I've heard from a number of readers lately asking for suggestions for visiting Paris with kids. And while I'm happy to do my best to answer your specific questions individually, I thought it best to devote a post to some of those that are more generic.
The number one question everyone has, "what should we do?" is unfortunately one that's nearly impossible to answer. The very French answer, "it depends" applies here because kids differ so much in their interests. Some kids will want to climb the towers at Notre Dame. Others will pronounce it boring. While travel is a great way to expand kids' horizons, you will be most successful if you pick sights and activities that build on existing interests.
Hotels: I haven't stayed in a hotel in Paris since 1987 so I don't have any specific suggestions to share. Frankly, though, if you're staying for more than 3 days, your best bet is to stay in an apartment where you will get more room per euro (for example, separate living and sleeping areas so you don't have to go to bed when your kids do) plus a kitchen for making coffee in the morning, keeping snacks refrigerated, and even making a simple meal (or something from Picard!) if you can't handle another dinner out. We've had good luck in other cities with www.vrbo.com but there are lots of agencies that rent apartments too. You won't get daily maid service or a concierge to give you recommendations and sometimes the decor is a little funky, but to me, the advantages are many. And what's going to make you feel more Parisian than running out to the boulangerie in the morning and bringing back fresh croissants?
Restaurants: We don't eat out a lot as a family here, much less than we did in DC because restaurants are expensive. (See sticker shock below.) But when you're on a vacation, you are going to eat out. There are chain type restaurants here that are family friendly in the American sense (Bistrot Romain, Chez Clement, Hippopotamus) but you don't have to go to these places to find something the kids will eat. Most casual cafes and brasseries will offer poulet roti (roasted chicken), saucisson (sausage), croque monsieurs(a good bet for those who live on grilled cheese), or omelets with a heap of fries. Plus all such restaurants post their menus outside so you can take a look before making a commitment.
You can certainly get hamburgers here but they don't taste like American ones and be aware that they come pretty bloody. Pizzas are served as individual portions but most places don't mind if kids share. A creperie is also a good bet for kids, although your kids might get freaked out if there's a runny egg on top. Just say, "sans oeuf, s'il vous plait" and generally they will oblige. I don't think that high chairs are widely available but then again, since my kids are way past high chair age, I may be wrong.
Get the kids involved in the planning: Dragging your kids from must see to must see is a recipe for disaster. Far better to skip the Louvre if they really aren't into art and instead go to Musee des Arts and Metiers where there are tons of cool vehicles and machines from days gone by. Your kids will feel empowered if they make some of the choices and a kid who's feeling a bit in control tends to be a happy kid. My kids, for example, like to be navigators on the subway. My favorite guide book is Open Road's Paris with Kids by Valerie Gwinner because it has all kinds of creative suggestions to spark kids' imaginations.

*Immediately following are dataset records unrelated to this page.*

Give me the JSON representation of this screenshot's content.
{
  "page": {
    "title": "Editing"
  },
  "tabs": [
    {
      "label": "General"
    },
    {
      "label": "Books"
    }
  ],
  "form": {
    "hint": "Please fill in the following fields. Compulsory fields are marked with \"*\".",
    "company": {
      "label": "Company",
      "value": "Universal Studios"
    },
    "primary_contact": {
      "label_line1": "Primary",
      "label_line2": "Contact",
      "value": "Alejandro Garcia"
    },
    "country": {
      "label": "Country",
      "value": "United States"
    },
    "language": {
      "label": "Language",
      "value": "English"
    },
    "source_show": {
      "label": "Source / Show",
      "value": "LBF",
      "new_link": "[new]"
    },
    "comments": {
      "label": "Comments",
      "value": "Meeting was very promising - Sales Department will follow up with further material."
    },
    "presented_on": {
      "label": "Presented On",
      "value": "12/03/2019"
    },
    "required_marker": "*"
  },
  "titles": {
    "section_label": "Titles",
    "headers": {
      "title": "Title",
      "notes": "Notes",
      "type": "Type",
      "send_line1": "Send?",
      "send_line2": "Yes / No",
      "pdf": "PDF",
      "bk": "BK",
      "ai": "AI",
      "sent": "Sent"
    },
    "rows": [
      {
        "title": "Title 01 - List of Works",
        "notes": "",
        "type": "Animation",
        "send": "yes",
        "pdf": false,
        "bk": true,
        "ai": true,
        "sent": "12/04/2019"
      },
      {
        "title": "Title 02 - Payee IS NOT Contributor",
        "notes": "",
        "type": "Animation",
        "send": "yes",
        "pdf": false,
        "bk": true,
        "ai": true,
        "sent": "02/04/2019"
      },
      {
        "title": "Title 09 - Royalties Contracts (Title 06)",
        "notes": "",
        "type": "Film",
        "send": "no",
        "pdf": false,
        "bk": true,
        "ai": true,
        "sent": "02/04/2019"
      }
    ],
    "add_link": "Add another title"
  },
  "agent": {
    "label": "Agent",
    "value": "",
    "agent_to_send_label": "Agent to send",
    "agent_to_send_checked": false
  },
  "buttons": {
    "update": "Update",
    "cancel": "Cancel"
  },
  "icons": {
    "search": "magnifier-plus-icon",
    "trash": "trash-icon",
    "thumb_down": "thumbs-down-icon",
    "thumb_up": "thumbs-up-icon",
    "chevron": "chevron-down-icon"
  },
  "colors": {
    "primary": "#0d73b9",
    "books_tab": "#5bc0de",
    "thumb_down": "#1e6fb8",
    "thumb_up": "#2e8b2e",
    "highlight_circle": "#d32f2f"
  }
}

Go at a kid pace: A vacation that is a relentless succession of museums and churches is a downer for everyone. Remember that your kids need time to play on vacation just like at home. Take a picnic to the Champs de Mars and let them run around while you sit on a bench. Stop at a playground in a pocket park for a half hour in the sandbox and slides. Rent a toy boat in the Luxembourg Gardens. Get an ice cream to lick while you wander a quaint neighborhood. Count Smart cars or Velibs.
Be prepared for sticker shock: Unless you live in New York, London, or Tokyo, you're going to find Paris expensive. You can save money by picnicking at lunch (you can pick up lunch fixings at a boulangerie or grocery store) or by eating your main meal of the day at lunch (which tends to be cheaper than dinner) and then having your picnic for dinner. Buy your metro tickets in a carnet (booklet) of 10 rather than one at a time. Having a coffee in a cafe may set you back 4 euros but strolling the banks of the Seine or sitting on a park bench in the Tuileries costs nothing. Skip the elevator that goes to the top of the Eiffel Tower and instead buy the cheaper ticket that lets you walk up to the second level; trust me, that's plenty high enough. Many museums are free for under 18s and museums run by the city of Paris are free for everyone.
Strollers: Paris has not quite made the leap into handicapped accessibility so if you're pushing a stroller, beware. There are steps everywhere, especially in the metro. Parisians are very big on front packs and back packs to tote their babies for this reason.
And finally something that's not Paris-centric but nonetheless important....
Make them carry their own stuff: Why is that the mom always has to carry everything? I got my kids small bags with a cross shoulder strap and now when we travel, they carry their own bottle of water, a small snack, sunglasses or a hat, and all the brochures and maps they pick up along the way. This doesn't work for the little ones but anyone over 5 is old enough to do this. I also think anyone old enough to tell time should wear his or her own watch, if nothing else to avoid the continual requests of "what time is it?"
Enjoy your trip!